(Bloomberg) -- Stellantis NV will decide in the coming days whether to close a car factory in the U.K. that has been in limbo since last year due to Brexit-related uncertainty.The automaker is weighing three options for the plant in Ellesmere Port, England, according to people familiar with the matter. It either will invest in making a new version of the Vauxhall and Opel Astra compact car there, build a different model at the facility, or shut it down, said the people, who asked not to be identified because no decision has been made.The site employing about 1,000 workers has emerged as an early test case for the U.K.’s carmaking prospects after the Brexit trade deal reached in late December. Stellantis Chief Executive Officer Carlos Tavares froze investment in the factory earlier in the year due to uncertainty about Britain’s future trading relationship with the European Union. While a crisis was avoided, the CEO has raised concerns about additional costs and bureaucracy, as well as Prime Minister Boris Johnson’s 2030 ban of combustion-engine cars.“You put your investment close to the market where you sell the highest volume,” Tavares said in January. Given that, he asked rhetorically: “What is left for the U.K.?”Stellantis may announce a decision as soon as Wednesday evening after meeting on the matter, according to a spokesman, who declined to comment further. The company also formed from the merger of PSA Group and Fiat Chrysler makes commercial vehicles at a factory in Luton, England. That plant’s future is secure, the people said.After the U.K.’s passenger-vehicle production plunged to a 36-year low last year, automakers now face more onerous customs procedures and requirements to source higher portions of components locally to avoid tariffs.

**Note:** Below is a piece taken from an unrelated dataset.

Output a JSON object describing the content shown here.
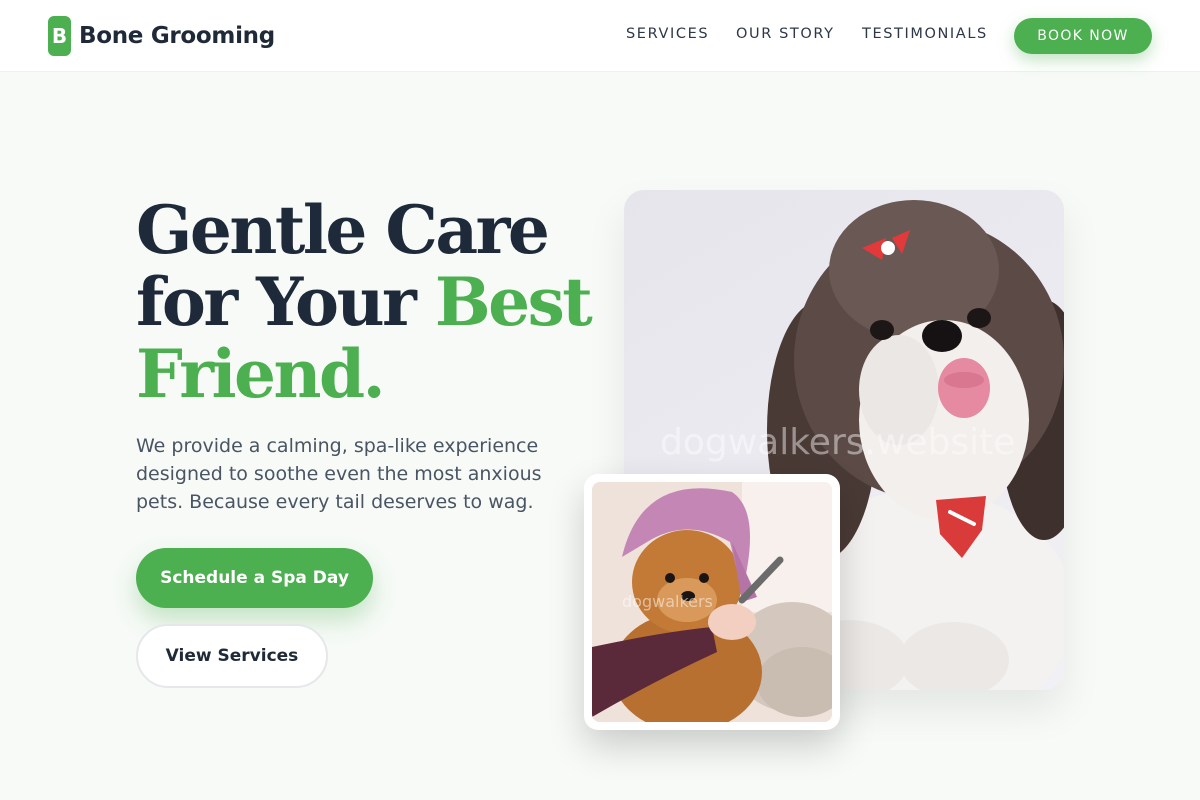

There’s scarce battery production in the country now, and Stellantis already has a 5 billion-euro ($6.1 billion) project to make them in France and Germany with oil giant Total SE.“If you look at it from a pure logistic perspective or from a paperwork perspective, perhaps it’s better to put it in continental Europe,” Tavares said last month, referring to the company’s EV investments. “It depends also on the U.K. government’s willingness to protect some kind of automotive industry in its own country.”(Updates to add reference to possible timing of announcement in the fifth paragraph.)For more articles like this, please visit us at bloomberg.comSubscribe now to stay ahead with the most trusted business news source.©2021 Bloomberg L.P.